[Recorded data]
────────────────

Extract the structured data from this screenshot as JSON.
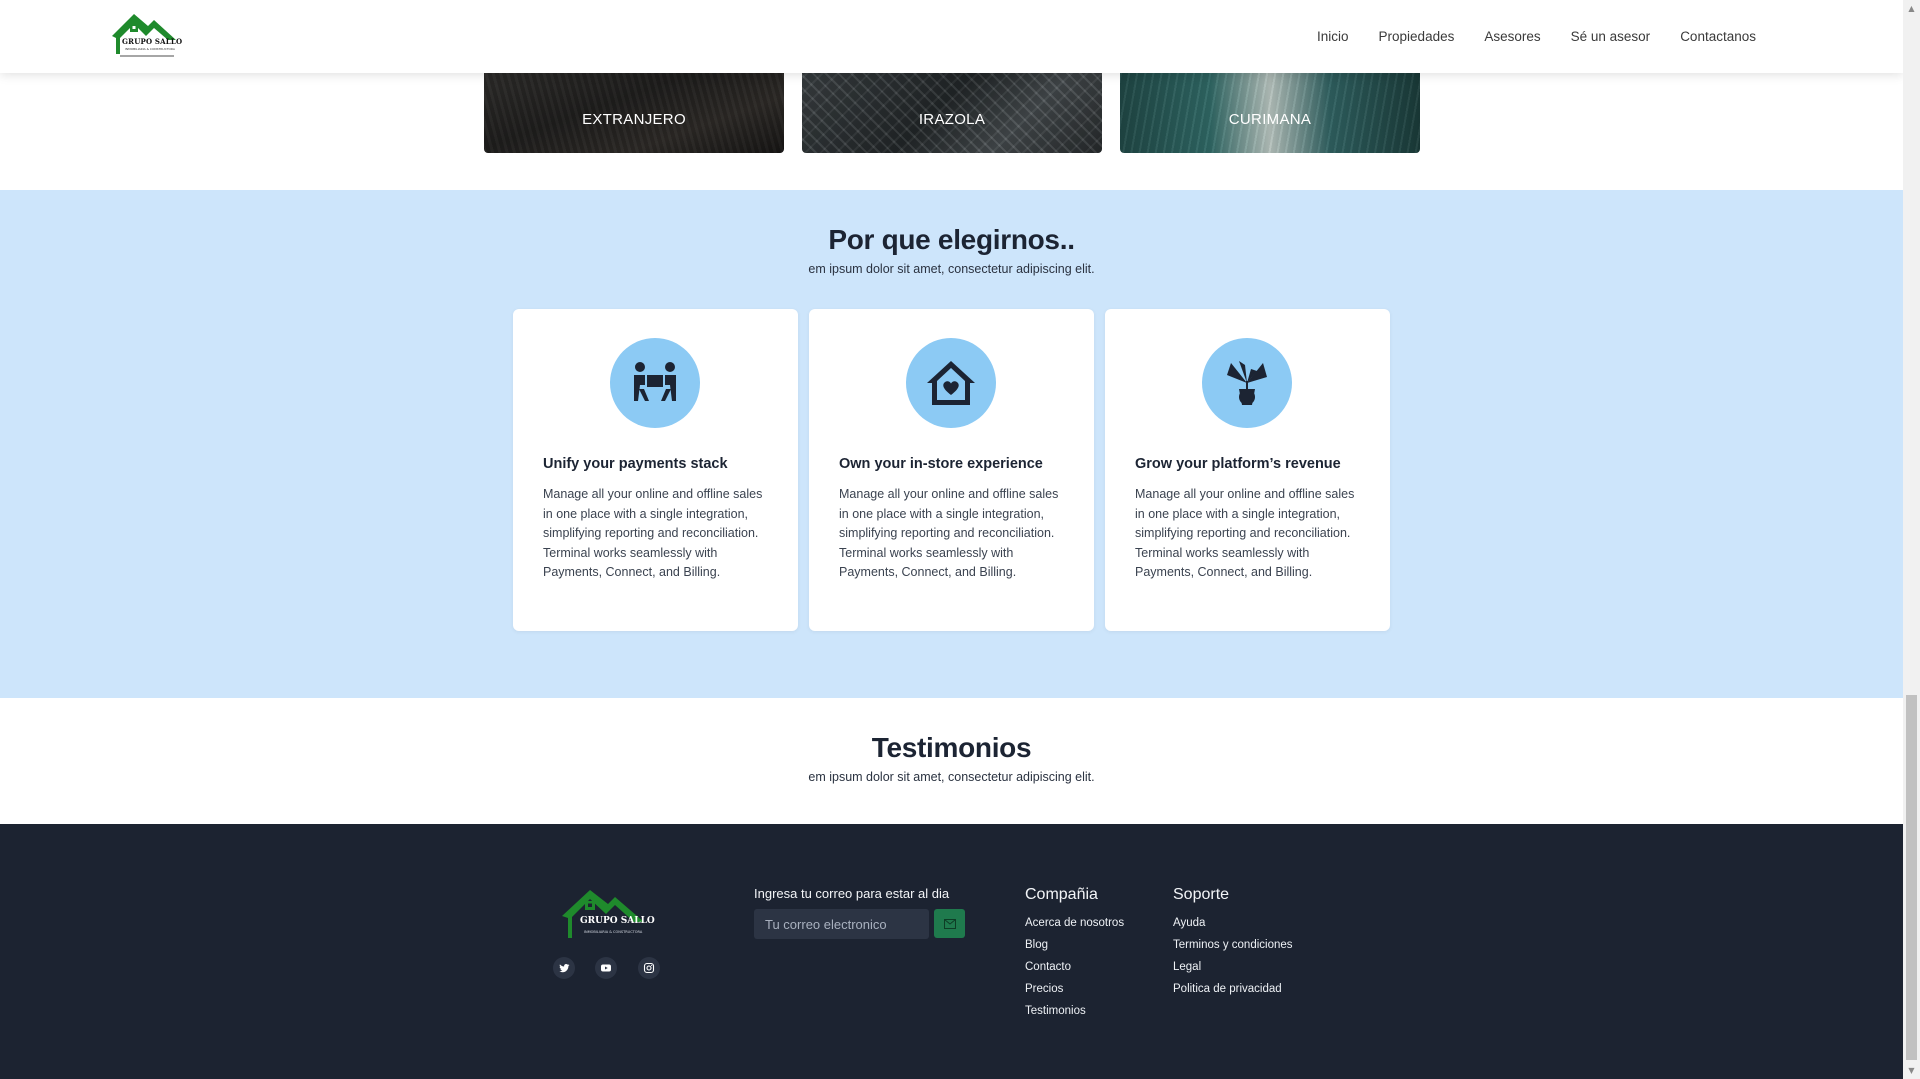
{
  "header": {
    "logo_text": "GRUPO SALLO",
    "logo_subtext": "INMOBILIARIA & CONSTRUCTORA",
    "nav": [
      "Inicio",
      "Propiedades",
      "Asesores",
      "Sé un asesor",
      "Contactanos"
    ]
  },
  "cities": [
    "EXTRANJERO",
    "IRAZOLA",
    "CURIMANA"
  ],
  "why": {
    "title": "Por que elegirnos..",
    "subtitle": "em ipsum dolor sit amet, consectetur adipiscing elit.",
    "cards": [
      {
        "icon": "people-carrying-box-icon",
        "title": "Unify your payments stack",
        "text": "Manage all your online and offline sales in one place with a single integration, simplifying reporting and reconciliation. Terminal works seamlessly with Payments, Connect, and Billing."
      },
      {
        "icon": "house-heart-icon",
        "title": "Own your in-store experience",
        "text": "Manage all your online and offline sales in one place with a single integration, simplifying reporting and reconciliation. Terminal works seamlessly with Payments, Connect, and Billing."
      },
      {
        "icon": "potted-plant-icon",
        "title": "Grow your platform’s revenue",
        "text": "Manage all your online and offline sales in one place with a single integration, simplifying reporting and reconciliation. Terminal works seamlessly with Payments, Connect, and Billing."
      }
    ]
  },
  "testimonials": {
    "title": "Testimonios",
    "subtitle": "em ipsum dolor sit amet, consectetur adipiscing elit."
  },
  "footer": {
    "logo_text": "GRUPO SALLO",
    "logo_subtext": "INMOBILIARIA & CONSTRUCTORA",
    "social": [
      "twitter-icon",
      "youtube-icon",
      "instagram-icon"
    ],
    "newsletter": {
      "label": "Ingresa tu correo para estar al dia",
      "placeholder": "Tu correo electronico"
    },
    "company": {
      "title": "Compañia",
      "links": [
        "Acerca de nosotros",
        "Blog",
        "Contacto",
        "Precios",
        "Testimonios"
      ]
    },
    "support": {
      "title": "Soporte",
      "links": [
        "Ayuda",
        "Terminos y condiciones",
        "Legal",
        "Politica de privacidad"
      ]
    }
  },
  "colors": {
    "section_bg": "#cde5fb",
    "icon_bg": "#8ccaf4",
    "footer_bg": "#1c2331",
    "brand_green": "#1f7a2e",
    "newsletter_button": "#1f7a4d"
  }
}
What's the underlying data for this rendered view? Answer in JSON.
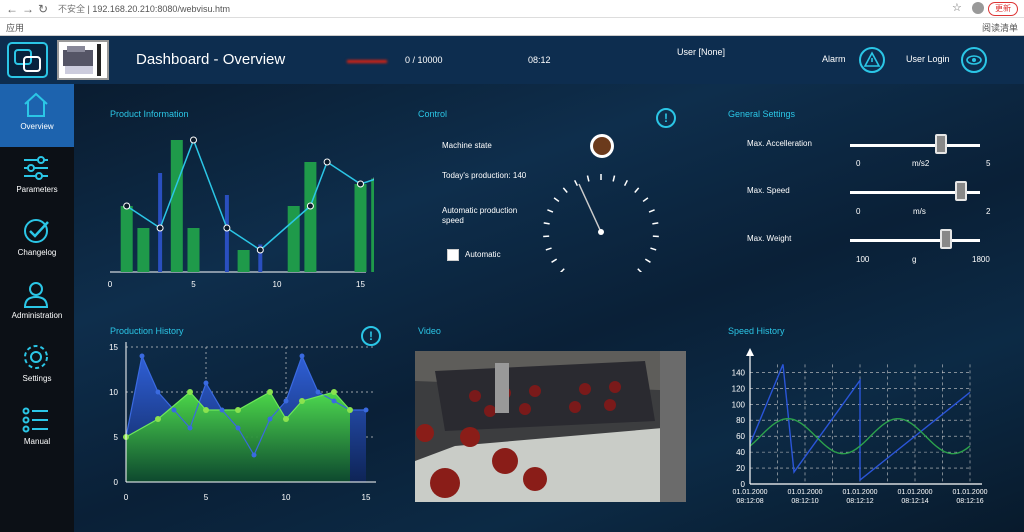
{
  "browser": {
    "insecure_label": "不安全",
    "url": "192.168.20.210:8080/webvisu.htm",
    "bookmark_label": "应用",
    "reading_list_label": "阅读清单",
    "update_label": "更新"
  },
  "header": {
    "title": "Dashboard - Overview",
    "counter": "0 / 10000",
    "time": "08:12",
    "user": "User [None]",
    "alarm_label": "Alarm",
    "login_label": "User Login"
  },
  "sidebar": {
    "items": [
      {
        "label": "Overview",
        "icon": "home-icon"
      },
      {
        "label": "Parameters",
        "icon": "sliders-icon"
      },
      {
        "label": "Changelog",
        "icon": "check-circle-icon"
      },
      {
        "label": "Administration",
        "icon": "user-icon"
      },
      {
        "label": "Settings",
        "icon": "gear-icon"
      },
      {
        "label": "Manual",
        "icon": "list-icon"
      }
    ]
  },
  "product_info": {
    "title": "Product Information",
    "x_ticks": [
      "0",
      "5",
      "10",
      "15"
    ]
  },
  "control": {
    "title": "Control",
    "machine_state_label": "Machine state",
    "production_label": "Today's production: 140",
    "speed_label_line1": "Automatic production",
    "speed_label_line2": "speed",
    "automatic_label": "Automatic",
    "info_symbol": "!"
  },
  "general_settings": {
    "title": "General Settings",
    "accel": {
      "label": "Max. Accelleration",
      "min": "0",
      "unit": "m/s2",
      "max": "5",
      "value_fraction": 0.7
    },
    "speed": {
      "label": "Max. Speed",
      "min": "0",
      "unit": "m/s",
      "max": "2",
      "value_fraction": 0.85
    },
    "weight": {
      "label": "Max. Weight",
      "min": "100",
      "unit": "g",
      "max": "1800",
      "value_fraction": 0.74
    }
  },
  "production_history": {
    "title": "Production History",
    "info_symbol": "!",
    "y_ticks": [
      "15",
      "10",
      "5",
      "0"
    ],
    "x_ticks": [
      "0",
      "5",
      "10",
      "15"
    ]
  },
  "video": {
    "title": "Video"
  },
  "speed_history": {
    "title": "Speed History",
    "y_ticks": [
      "140",
      "120",
      "100",
      "80",
      "60",
      "40",
      "20",
      "0"
    ],
    "x_ticks": [
      {
        "date": "01.01.2000",
        "time": "08:12:08"
      },
      {
        "date": "01.01.2000",
        "time": "08:12:10"
      },
      {
        "date": "01.01.2000",
        "time": "08:12:12"
      },
      {
        "date": "01.01.2000",
        "time": "08:12:14"
      },
      {
        "date": "01.01.2000",
        "time": "08:12:16"
      }
    ]
  },
  "colors": {
    "accent": "#2bc6e6",
    "header": "#0d2d4f",
    "active": "#1d63ae",
    "green": "#1f9a4a",
    "blue": "#2a4fbf"
  },
  "chart_data": [
    {
      "type": "bar",
      "title": "Product Information",
      "x": [
        0,
        15
      ],
      "green_bars": [
        [
          1,
          6
        ],
        [
          2,
          4
        ],
        [
          4,
          12
        ],
        [
          5,
          4
        ],
        [
          8,
          2
        ],
        [
          11,
          6
        ],
        [
          12,
          10
        ],
        [
          15,
          8
        ],
        [
          16,
          8.5
        ]
      ],
      "blue_bars": [
        [
          3,
          9
        ],
        [
          7,
          7
        ],
        [
          9,
          2.5
        ]
      ],
      "line": [
        [
          1,
          6
        ],
        [
          3,
          4
        ],
        [
          5,
          12
        ],
        [
          7,
          4
        ],
        [
          9,
          2
        ],
        [
          12,
          6
        ],
        [
          13,
          10
        ],
        [
          15,
          8
        ],
        [
          16,
          8.5
        ]
      ]
    },
    {
      "type": "area",
      "title": "Production History",
      "x_range": [
        0,
        15
      ],
      "y_range": [
        0,
        15
      ],
      "series": [
        {
          "values": [
            [
              0,
              5
            ],
            [
              1,
              14
            ],
            [
              2,
              10
            ],
            [
              3,
              8
            ],
            [
              4,
              6
            ],
            [
              5,
              11
            ],
            [
              6,
              8
            ],
            [
              7,
              6
            ],
            [
              8,
              3
            ],
            [
              9,
              7
            ],
            [
              10,
              9
            ],
            [
              11,
              14
            ],
            [
              12,
              10
            ],
            [
              13,
              9
            ],
            [
              14,
              8
            ],
            [
              15,
              8
            ]
          ]
        },
        {
          "values": [
            [
              0,
              5
            ],
            [
              2,
              7
            ],
            [
              4,
              10
            ],
            [
              5,
              8
            ],
            [
              7,
              8
            ],
            [
              9,
              10
            ],
            [
              10,
              7
            ],
            [
              11,
              9
            ],
            [
              13,
              10
            ],
            [
              14,
              8
            ]
          ]
        }
      ]
    },
    {
      "type": "line",
      "title": "Speed History",
      "y_range": [
        0,
        150
      ],
      "series": [
        {
          "values": [
            [
              0,
              50
            ],
            [
              0.15,
              150
            ],
            [
              0.2,
              15
            ],
            [
              0.5,
              130
            ],
            [
              0.5,
              5
            ],
            [
              1,
              115
            ]
          ]
        },
        {
          "values": [
            [
              0,
              60
            ],
            [
              0.25,
              80
            ],
            [
              0.45,
              40
            ],
            [
              0.5,
              60
            ],
            [
              0.75,
              80
            ],
            [
              1,
              40
            ]
          ]
        }
      ]
    }
  ]
}
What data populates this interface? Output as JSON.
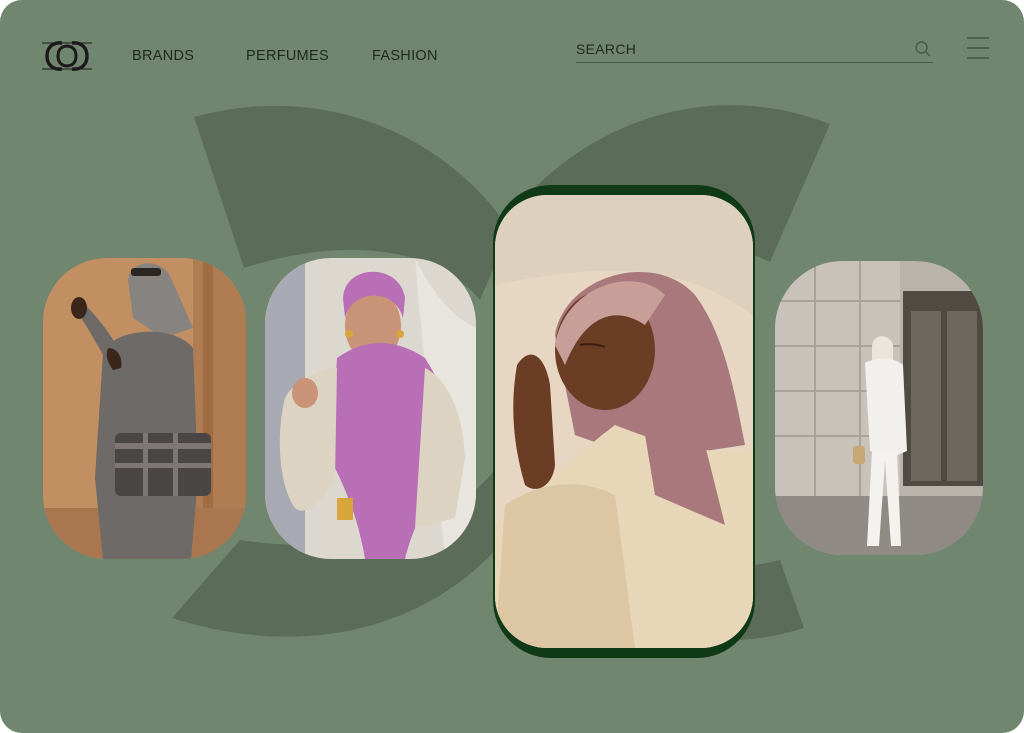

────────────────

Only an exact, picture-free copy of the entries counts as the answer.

Extract the structured data from this screenshot as JSON.
{
  "header": {
    "logo_text": "GRUPO SALLO",
    "logo_subtext": "INMOBILIARIA & CONSTRUCTORA",
    "nav": [
      "Inicio",
      "Propiedades",
      "Asesores",
      "Sé un asesor",
      "Contactanos"
    ]
  },
  "cities": [
    "EXTRANJERO",
    "IRAZOLA",
    "CURIMANA"
  ],
  "why": {
    "title": "Por que elegirnos..",
    "subtitle": "em ipsum dolor sit amet, consectetur adipiscing elit.",
    "cards": [
      {
        "icon": "people-carrying-box-icon",
        "title": "Unify your payments stack",
        "text": "Manage all your online and offline sales in one place with a single integration, simplifying reporting and reconciliation. Terminal works seamlessly with Payments, Connect, and Billing."
      },
      {
        "icon": "house-heart-icon",
        "title": "Own your in-store experience",
        "text": "Manage all your online and offline sales in one place with a single integration, simplifying reporting and reconciliation. Terminal works seamlessly with Payments, Connect, and Billing."
      },
      {
        "icon": "potted-plant-icon",
        "title": "Grow your platform’s revenue",
        "text": "Manage all your online and offline sales in one place with a single integration, simplifying reporting and reconciliation. Terminal works seamlessly with Payments, Connect, and Billing."
      }
    ]
  },
  "testimonials": {
    "title": "Testimonios",
    "subtitle": "em ipsum dolor sit amet, consectetur adipiscing elit."
  },
  "footer": {
    "logo_text": "GRUPO SALLO",
    "logo_subtext": "INMOBILIARIA & CONSTRUCTORA",
    "social": [
      "twitter-icon",
      "youtube-icon",
      "instagram-icon"
    ],
    "newsletter": {
      "label": "Ingresa tu correo para estar al dia",
      "placeholder": "Tu correo electronico"
    },
    "company": {
      "title": "Compañia",
      "links": [
        "Acerca de nosotros",
        "Blog",
        "Contacto",
        "Precios",
        "Testimonios"
      ]
    },
    "support": {
      "title": "Soporte",
      "links": [
        "Ayuda",
        "Terminos y condiciones",
        "Legal",
        "Politica de privacidad"
      ]
    }
  },
  "colors": {
    "section_bg": "#cde5fb",
    "icon_bg": "#8ccaf4",
    "footer_bg": "#1c2331",
    "brand_green": "#1f7a2e",
    "newsletter_button": "#1f7a4d"
  }
}
What's the underlying data for this rendered view? Answer in JSON.
{
  "browser": {
    "insecure_label": "不安全",
    "url": "192.168.20.210:8080/webvisu.htm",
    "bookmark_label": "应用",
    "reading_list_label": "阅读清单",
    "update_label": "更新"
  },
  "header": {
    "title": "Dashboard - Overview",
    "counter": "0 / 10000",
    "time": "08:12",
    "user": "User [None]",
    "alarm_label": "Alarm",
    "login_label": "User Login"
  },
  "sidebar": {
    "items": [
      {
        "label": "Overview",
        "icon": "home-icon"
      },
      {
        "label": "Parameters",
        "icon": "sliders-icon"
      },
      {
        "label": "Changelog",
        "icon": "check-circle-icon"
      },
      {
        "label": "Administration",
        "icon": "user-icon"
      },
      {
        "label": "Settings",
        "icon": "gear-icon"
      },
      {
        "label": "Manual",
        "icon": "list-icon"
      }
    ]
  },
  "product_info": {
    "title": "Product Information",
    "x_ticks": [
      "0",
      "5",
      "10",
      "15"
    ]
  },
  "control": {
    "title": "Control",
    "machine_state_label": "Machine state",
    "production_label": "Today's production: 140",
    "speed_label_line1": "Automatic production",
    "speed_label_line2": "speed",
    "automatic_label": "Automatic",
    "info_symbol": "!"
  },
  "general_settings": {
    "title": "General Settings",
    "accel": {
      "label": "Max. Accelleration",
      "min": "0",
      "unit": "m/s2",
      "max": "5",
      "value_fraction": 0.7
    },
    "speed": {
      "label": "Max. Speed",
      "min": "0",
      "unit": "m/s",
      "max": "2",
      "value_fraction": 0.85
    },
    "weight": {
      "label": "Max. Weight",
      "min": "100",
      "unit": "g",
      "max": "1800",
      "value_fraction": 0.74
    }
  },
  "production_history": {
    "title": "Production History",
    "info_symbol": "!",
    "y_ticks": [
      "15",
      "10",
      "5",
      "0"
    ],
    "x_ticks": [
      "0",
      "5",
      "10",
      "15"
    ]
  },
  "video": {
    "title": "Video"
  },
  "speed_history": {
    "title": "Speed History",
    "y_ticks": [
      "140",
      "120",
      "100",
      "80",
      "60",
      "40",
      "20",
      "0"
    ],
    "x_ticks": [
      {
        "date": "01.01.2000",
        "time": "08:12:08"
      },
      {
        "date": "01.01.2000",
        "time": "08:12:10"
      },
      {
        "date": "01.01.2000",
        "time": "08:12:12"
      },
      {
        "date": "01.01.2000",
        "time": "08:12:14"
      },
      {
        "date": "01.01.2000",
        "time": "08:12:16"
      }
    ]
  },
  "colors": {
    "accent": "#2bc6e6",
    "header": "#0d2d4f",
    "active": "#1d63ae",
    "green": "#1f9a4a",
    "blue": "#2a4fbf"
  },
  "chart_data": [
    {
      "type": "bar",
      "title": "Product Information",
      "x": [
        0,
        15
      ],
      "green_bars": [
        [
          1,
          6
        ],
        [
          2,
          4
        ],
        [
          4,
          12
        ],
        [
          5,
          4
        ],
        [
          8,
          2
        ],
        [
          11,
          6
        ],
        [
          12,
          10
        ],
        [
          15,
          8
        ],
        [
          16,
          8.5
        ]
      ],
      "blue_bars": [
        [
          3,
          9
        ],
        [
          7,
          7
        ],
        [
          9,
          2.5
        ]
      ],
      "line": [
        [
          1,
          6
        ],
        [
          3,
          4
        ],
        [
          5,
          12
        ],
        [
          7,
          4
        ],
        [
          9,
          2
        ],
        [
          12,
          6
        ],
        [
          13,
          10
        ],
        [
          15,
          8
        ],
        [
          16,
          8.5
        ]
      ]
    },
    {
      "type": "area",
      "title": "Production History",
      "x_range": [
        0,
        15
      ],
      "y_range": [
        0,
        15
      ],
      "series": [
        {
          "values": [
            [
              0,
              5
            ],
            [
              1,
              14
            ],
            [
              2,
              10
            ],
            [
              3,
              8
            ],
            [
              4,
              6
            ],
            [
              5,
              11
            ],
            [
              6,
              8
            ],
            [
              7,
              6
            ],
            [
              8,
              3
            ],
            [
              9,
              7
            ],
            [
              10,
              9
            ],
            [
              11,
              14
            ],
            [
              12,
              10
            ],
            [
              13,
              9
            ],
            [
              14,
              8
            ],
            [
              15,
              8
            ]
          ]
        },
        {
          "values": [
            [
              0,
              5
            ],
            [
              2,
              7
            ],
            [
              4,
              10
            ],
            [
              5,
              8
            ],
            [
              7,
              8
            ],
            [
              9,
              10
            ],
            [
              10,
              7
            ],
            [
              11,
              9
            ],
            [
              13,
              10
            ],
            [
              14,
              8
            ]
          ]
        }
      ]
    },
    {
      "type": "line",
      "title": "Speed History",
      "y_range": [
        0,
        150
      ],
      "series": [
        {
          "values": [
            [
              0,
              50
            ],
            [
              0.15,
              150
            ],
            [
              0.2,
              15
            ],
            [
              0.5,
              130
            ],
            [
              0.5,
              5
            ],
            [
              1,
              115
            ]
          ]
        },
        {
          "values": [
            [
              0,
              60
            ],
            [
              0.25,
              80
            ],
            [
              0.45,
              40
            ],
            [
              0.5,
              60
            ],
            [
              0.75,
              80
            ],
            [
              1,
              40
            ]
          ]
        }
      ]
    }
  ]
}
What data populates this interface? Output as JSON.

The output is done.